(Kuban, Glen J.; personal communication, May 30, 1986. Also: Anonymous; "The Taylor Site 'Man Tracks'," Origins Research, 9:1, Spring/Summer 1986.)

As for the implication of fraud mentioned in SF#45, J. Morris retracts the charge:

"Many have suggested that someone may have stained the surface surrouding some of the human-like tracks to give them a reptilian appearance. However, no evidence of fraud has been found, and some hints of these dinosaur toe stains have now possibly been discerned on photos taken when the prints in question were originally discovered. Furthermore, on the same site, over 100 clear dinosaur tracks have now appeared as similar surface stains, which have never before been discovered. Evolutionists have long falsely accused creationists of fraudulently carving their tracks (with no evidence), but we must not resort to their tactics by similarly charging them with fraud without clear evidence."

(Morris, John; "Follow-up on the Paluxy Mystery," Origins Research, 9:14, Spring/Summer 1986.)

Comment. Many, but not all, creationists have now ceased using the Paluxy tracks as evidence that humans and dinosaurs were contemporaneous. Some creationists in fact maintain that new infrared evidence proves that the tridactyl patterns are only stains and not clawmarks at all. In their view, the tracks are still human!

From Science Frontiers #46, JUL-AUG 1986. 1986-2000 William R. Corliss

Science Frontiers Sourcebook Project Reviewed in:

Quotes

  • "A sourcebook of unexplained phenomena is therefore a valuable addition to a collection of scientific literature. William R. Corliss has provided this in the past with his source books of scientific anomalies in several subjects, and now he has provided it for astronomy. He has done an excellent job of collecting and editing a large amount of material, taken in part from scientific journals and in part from scientific reporting in the popular or semi-scientific press." -- "The Mysterious Universe: A Handbook of Astronomical Anomalies", reviwed by Thomas Gold, Cornell University, in Icarus, vol.41, 1980

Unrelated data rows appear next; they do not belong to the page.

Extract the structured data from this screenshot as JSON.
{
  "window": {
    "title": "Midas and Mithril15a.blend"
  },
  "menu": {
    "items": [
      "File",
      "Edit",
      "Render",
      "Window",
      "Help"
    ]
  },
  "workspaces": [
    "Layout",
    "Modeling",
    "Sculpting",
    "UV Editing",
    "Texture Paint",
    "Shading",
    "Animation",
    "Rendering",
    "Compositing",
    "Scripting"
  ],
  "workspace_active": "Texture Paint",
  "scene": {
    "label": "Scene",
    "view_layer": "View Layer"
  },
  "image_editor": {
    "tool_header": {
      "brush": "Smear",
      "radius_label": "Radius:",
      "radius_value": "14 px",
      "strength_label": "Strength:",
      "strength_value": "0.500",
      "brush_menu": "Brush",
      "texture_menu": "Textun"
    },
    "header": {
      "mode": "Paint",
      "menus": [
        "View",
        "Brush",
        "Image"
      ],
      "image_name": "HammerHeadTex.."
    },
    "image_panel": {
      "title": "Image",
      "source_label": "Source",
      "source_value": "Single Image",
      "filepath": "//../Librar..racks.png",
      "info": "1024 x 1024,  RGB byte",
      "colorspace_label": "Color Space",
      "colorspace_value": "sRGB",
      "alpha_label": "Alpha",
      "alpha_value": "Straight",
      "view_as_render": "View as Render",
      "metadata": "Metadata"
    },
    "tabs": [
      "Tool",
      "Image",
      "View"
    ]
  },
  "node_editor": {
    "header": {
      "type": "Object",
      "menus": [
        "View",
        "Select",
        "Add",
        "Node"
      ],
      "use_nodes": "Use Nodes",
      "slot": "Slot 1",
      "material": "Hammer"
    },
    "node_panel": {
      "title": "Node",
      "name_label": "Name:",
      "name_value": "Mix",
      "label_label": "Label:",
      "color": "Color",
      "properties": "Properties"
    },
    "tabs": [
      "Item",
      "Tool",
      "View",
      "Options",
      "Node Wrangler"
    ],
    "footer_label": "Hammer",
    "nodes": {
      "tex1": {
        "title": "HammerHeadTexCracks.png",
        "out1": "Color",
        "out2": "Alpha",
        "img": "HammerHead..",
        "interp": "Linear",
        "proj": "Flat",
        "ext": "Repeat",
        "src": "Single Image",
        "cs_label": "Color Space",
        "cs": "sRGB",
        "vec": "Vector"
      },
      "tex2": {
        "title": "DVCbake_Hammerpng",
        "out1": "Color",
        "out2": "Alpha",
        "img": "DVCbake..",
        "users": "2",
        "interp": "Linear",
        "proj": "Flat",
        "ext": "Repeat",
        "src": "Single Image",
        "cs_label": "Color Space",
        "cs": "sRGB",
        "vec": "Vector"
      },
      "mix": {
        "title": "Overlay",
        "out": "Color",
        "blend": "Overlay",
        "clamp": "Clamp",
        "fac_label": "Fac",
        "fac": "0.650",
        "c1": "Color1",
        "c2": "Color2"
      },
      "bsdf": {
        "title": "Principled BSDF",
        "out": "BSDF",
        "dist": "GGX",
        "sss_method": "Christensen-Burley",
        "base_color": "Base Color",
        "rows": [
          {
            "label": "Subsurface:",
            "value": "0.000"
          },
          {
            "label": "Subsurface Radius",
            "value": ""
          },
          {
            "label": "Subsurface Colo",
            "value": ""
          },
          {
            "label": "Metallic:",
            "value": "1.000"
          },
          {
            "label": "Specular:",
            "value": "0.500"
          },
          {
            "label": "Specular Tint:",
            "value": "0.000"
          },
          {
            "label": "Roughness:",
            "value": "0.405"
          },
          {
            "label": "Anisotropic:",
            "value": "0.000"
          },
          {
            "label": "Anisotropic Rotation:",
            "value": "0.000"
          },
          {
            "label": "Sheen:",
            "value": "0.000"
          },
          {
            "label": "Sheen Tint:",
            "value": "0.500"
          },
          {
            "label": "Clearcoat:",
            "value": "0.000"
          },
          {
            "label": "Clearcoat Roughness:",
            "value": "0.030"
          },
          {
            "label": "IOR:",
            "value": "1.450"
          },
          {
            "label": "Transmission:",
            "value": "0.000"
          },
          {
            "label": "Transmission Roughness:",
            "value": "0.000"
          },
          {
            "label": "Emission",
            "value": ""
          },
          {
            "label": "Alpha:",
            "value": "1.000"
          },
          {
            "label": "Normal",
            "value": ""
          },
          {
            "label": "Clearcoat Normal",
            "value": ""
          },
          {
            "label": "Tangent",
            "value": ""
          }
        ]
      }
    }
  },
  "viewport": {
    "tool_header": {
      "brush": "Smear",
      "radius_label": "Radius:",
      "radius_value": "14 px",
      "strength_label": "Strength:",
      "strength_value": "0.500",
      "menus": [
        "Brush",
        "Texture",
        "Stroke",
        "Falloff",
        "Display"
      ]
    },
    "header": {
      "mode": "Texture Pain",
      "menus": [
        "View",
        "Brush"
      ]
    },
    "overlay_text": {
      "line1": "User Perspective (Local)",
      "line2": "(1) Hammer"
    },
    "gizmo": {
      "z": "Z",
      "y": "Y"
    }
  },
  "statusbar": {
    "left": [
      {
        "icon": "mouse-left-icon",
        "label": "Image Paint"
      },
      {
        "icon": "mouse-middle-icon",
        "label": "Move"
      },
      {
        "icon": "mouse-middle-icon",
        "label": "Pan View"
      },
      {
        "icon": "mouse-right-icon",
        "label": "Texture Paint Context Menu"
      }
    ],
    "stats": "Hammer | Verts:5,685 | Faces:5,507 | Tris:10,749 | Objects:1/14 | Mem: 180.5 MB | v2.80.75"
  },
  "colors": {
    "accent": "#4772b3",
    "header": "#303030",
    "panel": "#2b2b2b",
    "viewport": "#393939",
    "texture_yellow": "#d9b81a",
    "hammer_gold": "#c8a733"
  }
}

  • "An interesting, systematic presentation of unusual weather [..] This book is recommended for a general audience" --"Corliss, William R., Tornados, Dark Days, Anomalous Precipitation, and Related Weather Phenomena, Sourcebook Project, 1983.", revieweed in Choice, September 1983
  • "..the science is necessarily somewhat speculative, but Corliss's symthesis is based on reputable sources." -- "Corliss, William R. (Compiler). Lightning, Auroras, Nocturnal Lights, and Related Luminous Phenomena" reviwed by Joseph M. Moran, Univ. of Wisconsin in Science Books and Films, Sep/Oct 1983

  • "Before opening the book, I set certain standards that a volume which treads into dangerous grounds grounds like this must meet. The author scrupulously met, or even exceeded those standards. Each phenomenon is exhaustively documented, with references to scientific journals [..] and extensive quotations" -- "Book Review: The moon and planets: a catalog of astronomical anomalies", The Sourcebook Project, 1985., Corliss, W. R., Journal of the Royal Astronomical Society of Canada, Vol. 81, no. 1 (1987), p. 24., 02/1987